  19. Davis, I. J., Wallis, C., Deusch, O., Colyer, A., Milella, L., Loman, N., Harris, S. (2013). A cross-sectional survey of bacterial species in plaque from client owned dogs with healthy gingiva, gingivitis or mild periodontitis. PLoS ONE, 8(12), e83158. doi:10.1371/journal.pone.0083158
  20. Holcombe, L. J., Patel, N., Colyer, A., Deusch, O., O’Flynn, C., & Harris, S. (2014). Early canine plaque biofilms: Characterization of key bacterial interactions involved in initial colonization of enamel. PLoS ONE, 9(12), e113744. doi:10.1371/journal.pone.0113744
  21. Older, C. E., Diesel, A., Patterson, A. P., Meason-Smith, C., Johnson, T. J., Mansell, J.,…Rodrigues Hoffmann, A. (2017). The feline skin microbiota: The bacteria inhabiting the skin of healthy and allergic cats. PLoS ONE, 12(6), e0178555. doi:10.1371/journal.pone.0178555
  22. Weese, J. S. (2013). The canine and feline skin microbiome in health and disease. Veterinary Dermatology, 24, 173–e31. doi:10.1111/j.1365-3164.2012.01076.x
  23. Fazakerley, J., Nuttall, T., Sales, D., Schmidt, V., Carter, S. D., Hart, C. A., & McEwan, N. A. (2009). Staphylococcal colonization of mucosal and lesional skin sites in atopic and healthy dogs. Veterinary Dermatology, 20(3), 179–184. doi:10.1111/j.1365-3164.2009.00745.x
  24. Furiani, N., Scarampella, F., Martino, P. A., Panzini, I., Fabbri, E., & Ordeix, L. (2011). Evaluation of the bacterial microflora of the conjunctival sac of healthy dogs and dogs with atopic dermatitis. Veterinary Dermatology, 22(6), 490–496. doi:10.1111/j.1365-1365-3164.2011.00979.x

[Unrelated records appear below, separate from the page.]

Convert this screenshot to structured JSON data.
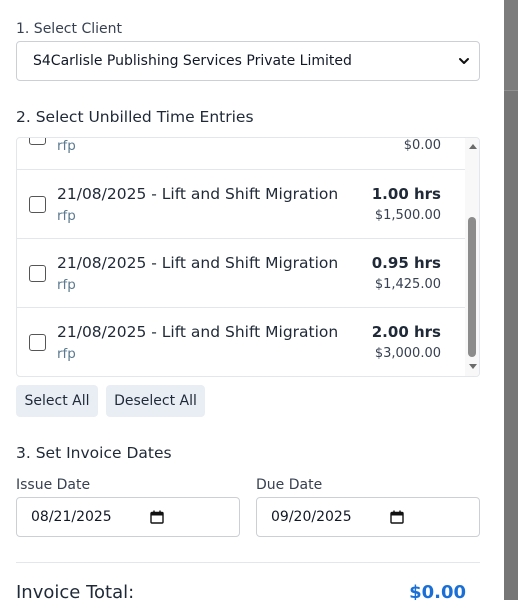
{
  "client": {
    "heading": "1. Select Client",
    "selected": "S4Carlisle Publishing Services Private Limited"
  },
  "entries": {
    "heading": "2. Select Unbilled Time Entries",
    "partial_row": {
      "subtitle": "rfp",
      "amount": "$0.00"
    },
    "rows": [
      {
        "title": "21/08/2025 - Lift and Shift Migration",
        "subtitle": "rfp",
        "hours": "1.00 hrs",
        "amount": "$1,500.00"
      },
      {
        "title": "21/08/2025 - Lift and Shift Migration",
        "subtitle": "rfp",
        "hours": "0.95 hrs",
        "amount": "$1,425.00"
      },
      {
        "title": "21/08/2025 - Lift and Shift Migration",
        "subtitle": "rfp",
        "hours": "2.00 hrs",
        "amount": "$3,000.00"
      }
    ],
    "select_all_label": "Select All",
    "deselect_all_label": "Deselect All"
  },
  "dates": {
    "heading": "3. Set Invoice Dates",
    "issue_label": "Issue Date",
    "issue_value": "08/21/2025",
    "due_label": "Due Date",
    "due_value": "09/20/2025"
  },
  "total": {
    "label": "Invoice Total:",
    "value": "$0.00"
  },
  "colors": {
    "accent": "#1a6fd6",
    "subtitle": "#5b7a90",
    "button_bg": "#e9eef5"
  }
}
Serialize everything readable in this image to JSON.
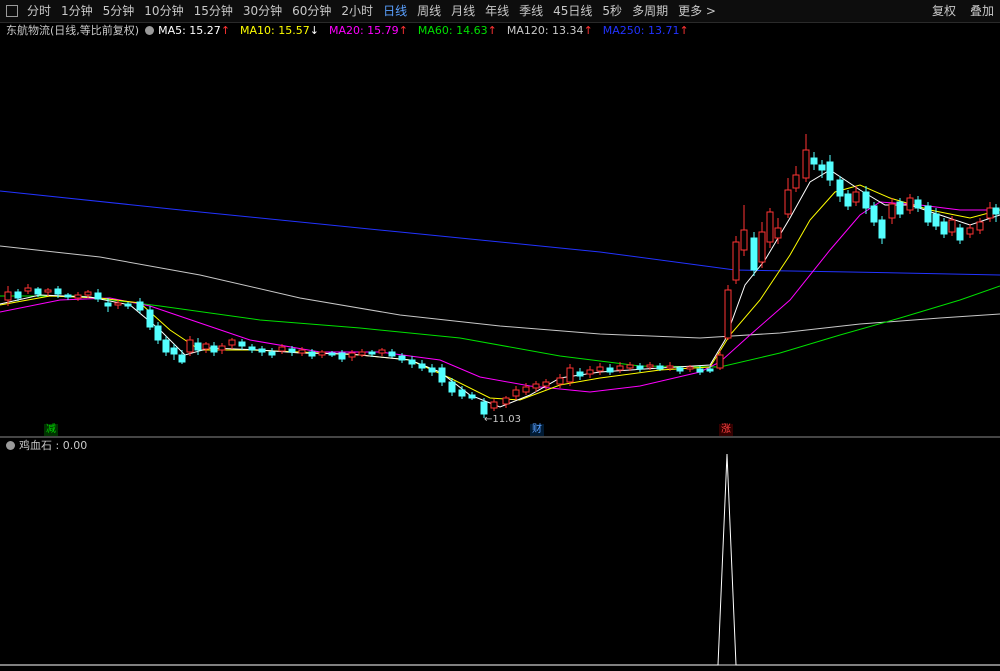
{
  "toolbar": {
    "tabs": [
      {
        "label": "分时"
      },
      {
        "label": "1分钟"
      },
      {
        "label": "5分钟"
      },
      {
        "label": "10分钟"
      },
      {
        "label": "15分钟"
      },
      {
        "label": "30分钟"
      },
      {
        "label": "60分钟"
      },
      {
        "label": "2小时"
      },
      {
        "label": "日线",
        "active": true
      },
      {
        "label": "周线"
      },
      {
        "label": "月线"
      },
      {
        "label": "年线"
      },
      {
        "label": "季线"
      },
      {
        "label": "45日线"
      },
      {
        "label": "5秒"
      },
      {
        "label": "多周期"
      },
      {
        "label": "更多 >"
      }
    ],
    "fuquan_label": "复权",
    "overlay_label": "叠加"
  },
  "main_panel": {
    "stock_label": "东航物流(日线,等比前复权)",
    "indicators": [
      {
        "label": "MA5: 15.27",
        "arrow": "↑",
        "color": "#ffffff"
      },
      {
        "label": "MA10: 15.57",
        "arrow": "↓",
        "color": "#ffff00"
      },
      {
        "label": "MA20: 15.79",
        "arrow": "↑",
        "color": "#ff00ff"
      },
      {
        "label": "MA60: 14.63",
        "arrow": "↑",
        "color": "#00e000"
      },
      {
        "label": "MA120: 13.34",
        "arrow": "↑",
        "color": "#c8c8c8"
      },
      {
        "label": "MA250: 13.71",
        "arrow": "↑",
        "color": "#2233ff"
      }
    ],
    "low_label": "←11.03",
    "markers": [
      {
        "text": "减",
        "color": "#00d000",
        "bg": "#003300"
      },
      {
        "text": "财",
        "color": "#5aa0ff",
        "bg": "#001a33"
      },
      {
        "text": "涨",
        "color": "#ff4040",
        "bg": "#330000"
      }
    ]
  },
  "sub_panel": {
    "indicator_label": "鸡血石 : 0.00"
  },
  "colors": {
    "up": "#ff3333",
    "down": "#54ffff",
    "ma5": "#ffffff",
    "ma10": "#ffff00",
    "ma20": "#ff00ff",
    "ma60": "#00e000",
    "ma120": "#c8c8c8",
    "ma250": "#2233ff"
  }
}
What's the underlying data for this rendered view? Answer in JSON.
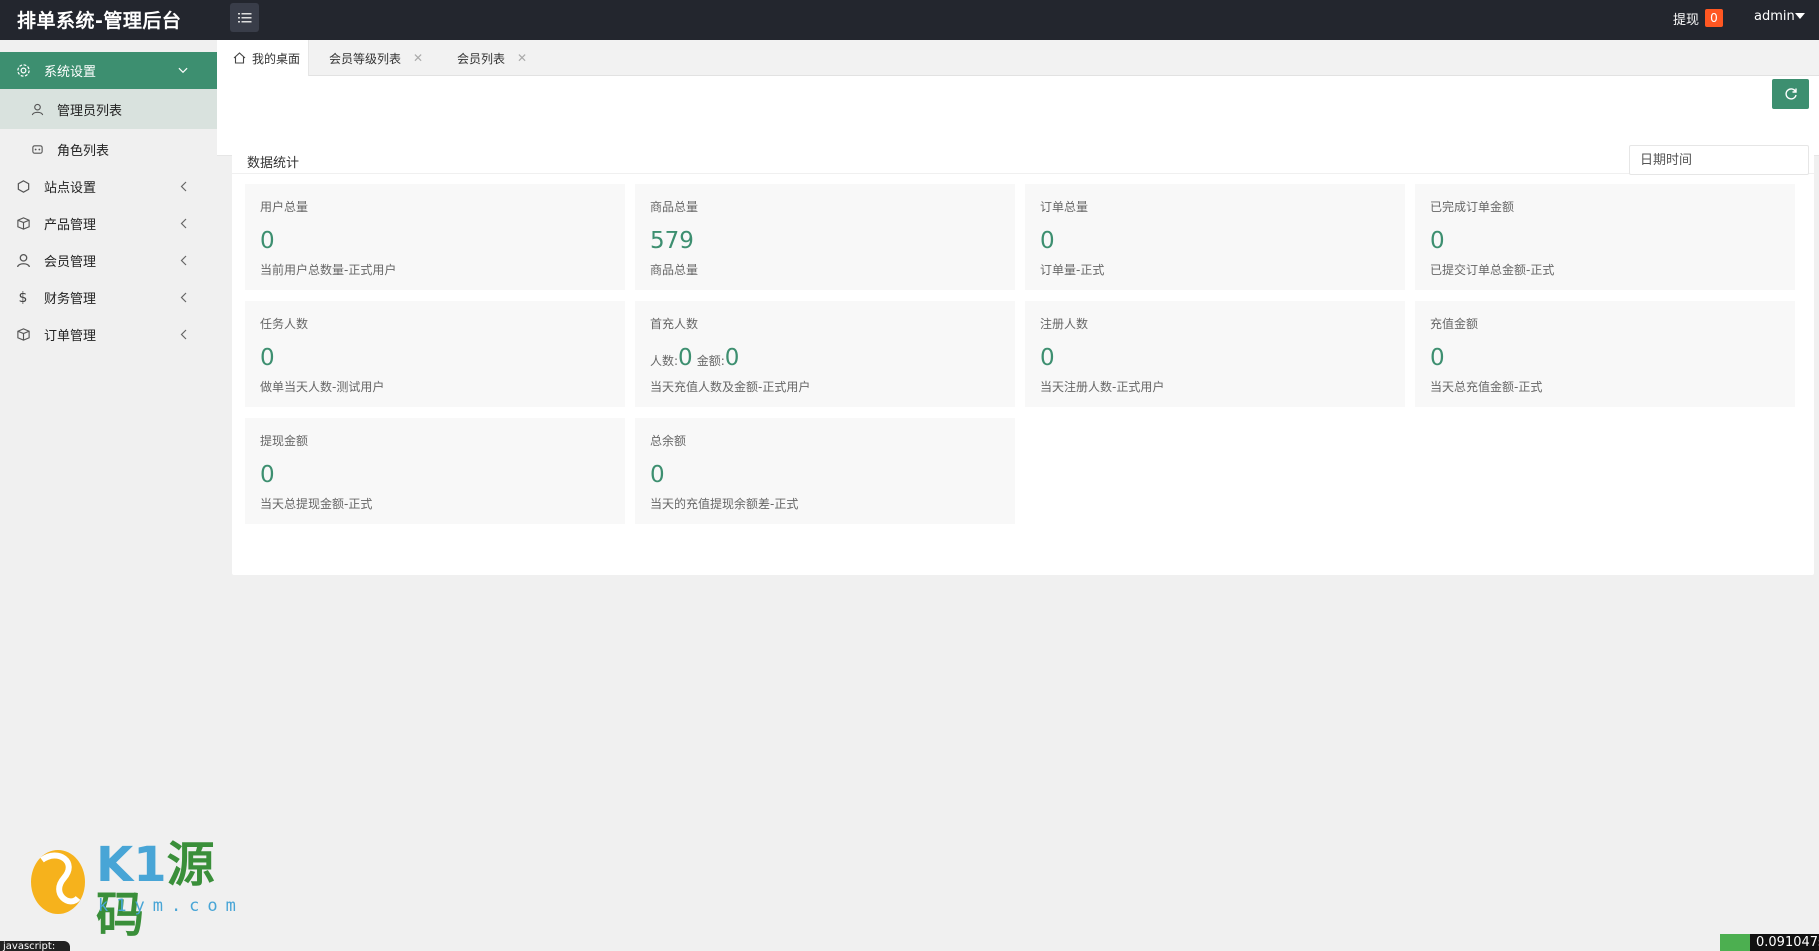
{
  "header": {
    "brand": "排单系统-管理后台",
    "withdraw_label": "提现",
    "withdraw_count": "0",
    "user_name": "admin"
  },
  "sidebar": {
    "items": [
      {
        "label": "系统设置",
        "icon": "gear-icon",
        "expanded": true
      },
      {
        "label": "站点设置",
        "icon": "site-icon"
      },
      {
        "label": "产品管理",
        "icon": "box-icon"
      },
      {
        "label": "会员管理",
        "icon": "user-icon"
      },
      {
        "label": "财务管理",
        "icon": "dollar-icon"
      },
      {
        "label": "订单管理",
        "icon": "box-icon"
      }
    ],
    "sub_items": [
      {
        "label": "管理员列表",
        "icon": "user-icon"
      },
      {
        "label": "角色列表",
        "icon": "role-icon"
      }
    ]
  },
  "tabs": [
    {
      "label": "我的桌面",
      "icon": "home-icon"
    },
    {
      "label": "会员等级列表"
    },
    {
      "label": "会员列表"
    }
  ],
  "panel": {
    "title": "数据统计",
    "date_placeholder": "日期时间"
  },
  "cards": [
    {
      "title": "用户总量",
      "value": "0",
      "desc": "当前用户总数量-正式用户"
    },
    {
      "title": "商品总量",
      "value": "579",
      "desc": "商品总量"
    },
    {
      "title": "订单总量",
      "value": "0",
      "desc": "订单量-正式"
    },
    {
      "title": "已完成订单金额",
      "value": "0",
      "desc": "已提交订单总金额-正式"
    },
    {
      "title": "任务人数",
      "value": "0",
      "desc": "做单当天人数-测试用户"
    },
    {
      "title": "首充人数",
      "count_label": "人数:",
      "count_value": "0",
      "amount_label": "金额:",
      "amount_value": "0",
      "desc": "当天充值人数及金额-正式用户"
    },
    {
      "title": "注册人数",
      "value": "0",
      "desc": "当天注册人数-正式用户"
    },
    {
      "title": "充值金额",
      "value": "0",
      "desc": "当天总充值金额-正式"
    },
    {
      "title": "提现金额",
      "value": "0",
      "desc": "当天总提现金额-正式"
    },
    {
      "title": "总余额",
      "value": "0",
      "desc": "当天的充值提现余额差-正式"
    }
  ],
  "watermark": {
    "brand_prefix": "K1",
    "brand_suffix": "源码",
    "domain": "k1ym.com"
  },
  "footer": {
    "js_label": "javascript:",
    "timing": "0.091047s"
  },
  "colors": {
    "accent": "#3d8f70",
    "header_bg": "#23262e",
    "badge": "#ff5722"
  }
}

  25. Rodrigues Hoffmann, A., Patterson, A. P., Diesel, A., Lawhon, S. D., Ly, H. J., Elkins Stephenson, C.,…Suchodolski, J. S. (2014). The skin microbiome in healthy and allergic dogs. PLoS One, 9(1), e83197. doi:10.1371/journal.pone.0083197
  26. Bradley, C. W., Morris, D. O., Rankin, S. C., Chain, C. L., Misic, A. M., Houser, T.,…Grice, E. A. (2016). Longitudinal evaluation of the skin microbiome and association with microenvironment and treatment in canine atopic dermatitis. Journal of Investigative Dermatology, 13(6), 1182–1190. doi:10.1016/j.jid.2016.01.023